In the late 1940s also the CoBrA group tried to establish authentic art by relating to the expression of outsiders in a grown up world (i.e. children, the mentally ill, etc.). However, the group disbanded after a while as they began to sense that in doing so, i.e. in trying to undermine style, a new style began to emerge – as something CoBrA was eager to avoid, although its members continued to produce art as individuals afterwards. CoBrA had understood its mission as distinctly political as well. Ferdinand Georg Waldmüller, in his depictions of the full potential of human gesture, also often relied on the depiction of children. Bouguereau used to paint cool children. In our days, Morgan Waistling does.

Upon reflection, there doesn´t seem to be enough childishness in art. Well, Nietzsche once said, in the realm of the intellect there are artists, philosophers, scholars, scientists. All of them are rare among humans, and he said that artists usually are very vain and conceited. The rarest of all are individuals are those interested in nothing but digging mole gangs, subterranean tunnels, in blindness, just for the sake of discovering something new about existence. According to him, that´s the true anti-egotism (and is usually poorly rewarded). I cannot find this aphorism right now, maybe it is in the second book of Menschliches, Allzumenschliches or in Morgenröte or Die Fröhliche Wissenschaft. Vincent, the Omega Painter, for instance, was of this kind (and also Franz, who explicitely wrote about a giant mole and about subterranean tunnel burrows). According to legend, van Gogh used to get very aroused when he saw little children, and he said: A child in the cradle has the infinite in his eyes.
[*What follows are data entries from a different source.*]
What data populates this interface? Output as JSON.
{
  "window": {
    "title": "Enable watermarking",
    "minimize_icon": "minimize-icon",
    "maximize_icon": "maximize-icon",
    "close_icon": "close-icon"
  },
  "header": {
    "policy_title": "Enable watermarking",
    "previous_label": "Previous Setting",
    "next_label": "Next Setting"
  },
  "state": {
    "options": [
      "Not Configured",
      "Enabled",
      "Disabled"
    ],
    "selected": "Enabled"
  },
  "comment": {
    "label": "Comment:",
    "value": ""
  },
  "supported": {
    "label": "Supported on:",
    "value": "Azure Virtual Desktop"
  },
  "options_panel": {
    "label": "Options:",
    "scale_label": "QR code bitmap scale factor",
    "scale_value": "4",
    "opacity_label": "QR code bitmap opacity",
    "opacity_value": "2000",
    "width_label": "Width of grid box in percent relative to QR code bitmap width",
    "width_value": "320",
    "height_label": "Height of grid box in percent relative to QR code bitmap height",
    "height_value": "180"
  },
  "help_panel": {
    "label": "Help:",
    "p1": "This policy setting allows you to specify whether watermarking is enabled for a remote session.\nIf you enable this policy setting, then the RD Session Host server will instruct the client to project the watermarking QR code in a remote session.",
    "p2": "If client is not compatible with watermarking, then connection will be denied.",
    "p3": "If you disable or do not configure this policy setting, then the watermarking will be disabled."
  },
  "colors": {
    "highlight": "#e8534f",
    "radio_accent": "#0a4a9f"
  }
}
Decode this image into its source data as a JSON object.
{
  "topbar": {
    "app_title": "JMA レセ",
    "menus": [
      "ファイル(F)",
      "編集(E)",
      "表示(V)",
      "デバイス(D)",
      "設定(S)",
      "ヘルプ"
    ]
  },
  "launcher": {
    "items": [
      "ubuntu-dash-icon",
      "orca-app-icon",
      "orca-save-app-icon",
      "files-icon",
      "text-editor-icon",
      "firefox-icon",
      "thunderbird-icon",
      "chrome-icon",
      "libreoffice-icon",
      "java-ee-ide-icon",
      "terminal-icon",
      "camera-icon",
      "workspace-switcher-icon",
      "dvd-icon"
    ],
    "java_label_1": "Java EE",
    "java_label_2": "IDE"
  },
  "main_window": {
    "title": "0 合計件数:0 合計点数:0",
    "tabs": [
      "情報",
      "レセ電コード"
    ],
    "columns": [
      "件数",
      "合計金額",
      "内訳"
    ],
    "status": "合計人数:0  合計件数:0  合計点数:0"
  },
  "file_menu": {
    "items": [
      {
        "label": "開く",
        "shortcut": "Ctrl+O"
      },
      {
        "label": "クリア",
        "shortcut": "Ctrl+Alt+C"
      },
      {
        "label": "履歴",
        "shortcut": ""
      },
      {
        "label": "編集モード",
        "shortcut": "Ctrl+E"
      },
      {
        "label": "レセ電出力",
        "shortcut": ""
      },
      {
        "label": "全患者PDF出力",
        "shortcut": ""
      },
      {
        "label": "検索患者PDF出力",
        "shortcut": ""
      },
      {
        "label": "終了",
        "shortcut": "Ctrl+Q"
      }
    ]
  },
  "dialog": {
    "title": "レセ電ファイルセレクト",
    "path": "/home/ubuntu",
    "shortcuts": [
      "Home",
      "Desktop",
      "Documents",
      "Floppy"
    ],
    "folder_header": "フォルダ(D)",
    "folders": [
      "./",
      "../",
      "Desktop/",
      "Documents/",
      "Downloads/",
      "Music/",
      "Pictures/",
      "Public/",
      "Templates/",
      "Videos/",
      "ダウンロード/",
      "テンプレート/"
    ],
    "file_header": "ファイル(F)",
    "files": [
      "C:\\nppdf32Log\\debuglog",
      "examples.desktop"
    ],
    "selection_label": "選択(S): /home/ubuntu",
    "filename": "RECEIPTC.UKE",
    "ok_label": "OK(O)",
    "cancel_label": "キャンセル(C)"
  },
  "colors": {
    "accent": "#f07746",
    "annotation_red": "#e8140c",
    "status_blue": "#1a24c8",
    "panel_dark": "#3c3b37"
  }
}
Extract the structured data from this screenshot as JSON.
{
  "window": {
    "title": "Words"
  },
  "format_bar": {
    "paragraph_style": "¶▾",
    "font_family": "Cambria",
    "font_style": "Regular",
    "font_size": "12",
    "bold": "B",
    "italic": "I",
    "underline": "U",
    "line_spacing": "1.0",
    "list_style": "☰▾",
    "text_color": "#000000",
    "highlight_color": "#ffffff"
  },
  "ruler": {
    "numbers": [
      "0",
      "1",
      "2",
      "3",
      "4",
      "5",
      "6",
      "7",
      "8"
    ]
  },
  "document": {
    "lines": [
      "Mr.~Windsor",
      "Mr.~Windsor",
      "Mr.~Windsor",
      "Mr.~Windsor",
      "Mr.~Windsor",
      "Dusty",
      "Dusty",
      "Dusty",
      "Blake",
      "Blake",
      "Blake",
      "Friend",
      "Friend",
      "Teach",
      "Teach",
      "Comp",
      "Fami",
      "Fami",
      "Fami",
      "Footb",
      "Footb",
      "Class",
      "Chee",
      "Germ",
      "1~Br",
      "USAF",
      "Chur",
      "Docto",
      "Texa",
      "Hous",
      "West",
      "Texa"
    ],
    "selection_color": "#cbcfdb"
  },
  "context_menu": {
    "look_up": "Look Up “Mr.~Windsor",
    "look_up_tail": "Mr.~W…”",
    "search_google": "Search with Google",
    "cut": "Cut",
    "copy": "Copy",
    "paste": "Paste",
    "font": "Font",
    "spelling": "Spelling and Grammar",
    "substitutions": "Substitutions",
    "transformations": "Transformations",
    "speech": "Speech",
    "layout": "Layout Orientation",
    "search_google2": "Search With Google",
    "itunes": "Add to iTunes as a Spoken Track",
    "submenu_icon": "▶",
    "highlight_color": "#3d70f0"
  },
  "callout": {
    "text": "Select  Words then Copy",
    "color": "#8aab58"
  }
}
When his acquaintance Sien brought a child to this world, Willem, Vincent again was very fond, and also in the eyes of Willem he saw the infinite (Willem later became a worker for a railway company and made himself unpopular among his comrades with his flirtations with fascism).